Whether your disability benefits are taxed as income depends a great deal on the type of policy you have and who pays the premiums. Generally, benefits from an employer-provided policy are taxable if your employer pays the premiums, or if you pay them with pre-tax funds. In the case of Social Security benefits, you only report the benefits as income after your total income passes a pre-established threshold.
Disability Through Accident and Health Plans
If you receive disability benefits through an accident or health plan, you must report these benefits as income on your taxes if your boss pays some or all of the premiums. If both you and your employer pay for premiums, you only need to report those benefits tied to your employer's share of payments. On the other hand, if you pay for all the premiums, you don't need to report the benefits as income on your tax return.
Impact of Cafeteria Plan
A cafeteria plan is an employer-sponsored benefit program in which employees select the types of policies they want a la carte, such as life, disability and health insurance. If you pay for your cafeteria plan with pre-tax dollars, the benefits are taxable as income. If you pay with after-tax dollars, the benefits are tax free and not reportable as income. If both you and your employer make premium payments, you report the benefits paid for with your employer's premium payments and with any pre-tax premium payments you made.
Social Security Benefits
If you receive Social Security Disability Income or Supplemental Security Income, you must report the benefits as income if you file as an individual, qualifying widower or head of household on your tax return and your total income is over $25,000. If you file a joint return with your spouse, you must report the benefits if your total combined income is more than $32,000. If you are married, but filed separately from your spouse and did not live together the entire year, you must report your benefits if your income is over $25,000. However, if you file separately from your spouse but still lived together, you must report your benefits if you earned any income.
State Disability Insurance
If you receive state disability benefits, you may have to report these payments as income depending on who paid for the premiums. If you paid for premiums with after tax dollars, you don't have to report the benefits on your tax return whether you purchased the plan yourself or received it through your employer. If pre-tax dollars were used to pay for premiums, you must report the benefits as income. In some states, SDI benefits are not taxable on state or federal taxes. Check the rules of your state to be certain. For instance, California SDI benefits are not taxable as income at the state or federal level unless they are a substitute for unemployment insurance. In addition, Paid Family Leave, which is part of the state's SDI program, is always taxable on your federal taxes, but not state taxes.

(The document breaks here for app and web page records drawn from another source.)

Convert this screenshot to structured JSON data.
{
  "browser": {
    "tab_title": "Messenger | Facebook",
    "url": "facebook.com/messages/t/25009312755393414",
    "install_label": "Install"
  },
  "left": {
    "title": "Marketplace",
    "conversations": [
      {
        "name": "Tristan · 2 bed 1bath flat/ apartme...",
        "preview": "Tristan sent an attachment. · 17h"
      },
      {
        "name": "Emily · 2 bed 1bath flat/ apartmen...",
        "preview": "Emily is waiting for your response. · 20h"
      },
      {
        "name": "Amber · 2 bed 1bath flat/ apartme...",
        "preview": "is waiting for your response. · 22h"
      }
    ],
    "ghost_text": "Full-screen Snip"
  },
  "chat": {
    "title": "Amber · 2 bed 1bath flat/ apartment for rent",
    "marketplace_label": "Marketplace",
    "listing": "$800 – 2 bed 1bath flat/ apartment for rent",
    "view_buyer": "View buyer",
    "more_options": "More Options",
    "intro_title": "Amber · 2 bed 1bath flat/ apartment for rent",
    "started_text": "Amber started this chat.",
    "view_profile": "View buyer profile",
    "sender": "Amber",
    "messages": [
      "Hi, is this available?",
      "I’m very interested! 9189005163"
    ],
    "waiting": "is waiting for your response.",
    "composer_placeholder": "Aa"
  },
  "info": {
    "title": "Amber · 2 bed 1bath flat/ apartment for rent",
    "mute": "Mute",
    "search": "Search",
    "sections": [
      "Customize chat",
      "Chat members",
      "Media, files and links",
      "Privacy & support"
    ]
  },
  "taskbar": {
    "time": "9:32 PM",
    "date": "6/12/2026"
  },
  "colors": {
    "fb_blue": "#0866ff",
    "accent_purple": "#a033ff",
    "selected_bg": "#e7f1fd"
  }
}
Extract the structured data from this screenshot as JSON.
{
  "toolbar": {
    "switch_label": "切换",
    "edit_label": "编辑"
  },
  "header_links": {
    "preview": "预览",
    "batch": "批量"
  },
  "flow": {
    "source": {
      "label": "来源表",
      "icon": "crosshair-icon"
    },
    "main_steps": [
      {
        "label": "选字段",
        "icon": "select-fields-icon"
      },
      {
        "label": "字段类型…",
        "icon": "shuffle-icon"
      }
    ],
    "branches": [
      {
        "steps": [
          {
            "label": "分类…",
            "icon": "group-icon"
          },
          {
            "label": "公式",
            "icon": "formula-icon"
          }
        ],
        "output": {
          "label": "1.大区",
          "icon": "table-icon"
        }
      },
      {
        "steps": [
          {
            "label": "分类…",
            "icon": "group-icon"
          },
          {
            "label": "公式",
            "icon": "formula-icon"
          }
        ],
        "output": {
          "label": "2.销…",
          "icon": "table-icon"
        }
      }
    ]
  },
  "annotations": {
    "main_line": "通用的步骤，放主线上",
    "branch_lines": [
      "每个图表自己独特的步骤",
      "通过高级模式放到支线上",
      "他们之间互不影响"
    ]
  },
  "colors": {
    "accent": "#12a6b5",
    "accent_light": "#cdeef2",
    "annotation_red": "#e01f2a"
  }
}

If you receive workers' compensation for an injury or illness sustained on the job, you are not required to report these benefits as income on your taxes so long as the funds are paid pursuant to a workers' compensation act or statute. However, if the benefits are paid from a retirement plan based on your age, prior contributions or length of employment, the benefits are reportable.
VA Disability Benefits
Disability benefits you receive from the U.S. Department of Veterans Affairs are also not reportable as income. These include not just disability benefits, but also pension payments for a disability, dependent-care assistance and grants for wheelchair-accessible homes and vehicles equipped for the blind and for amputees.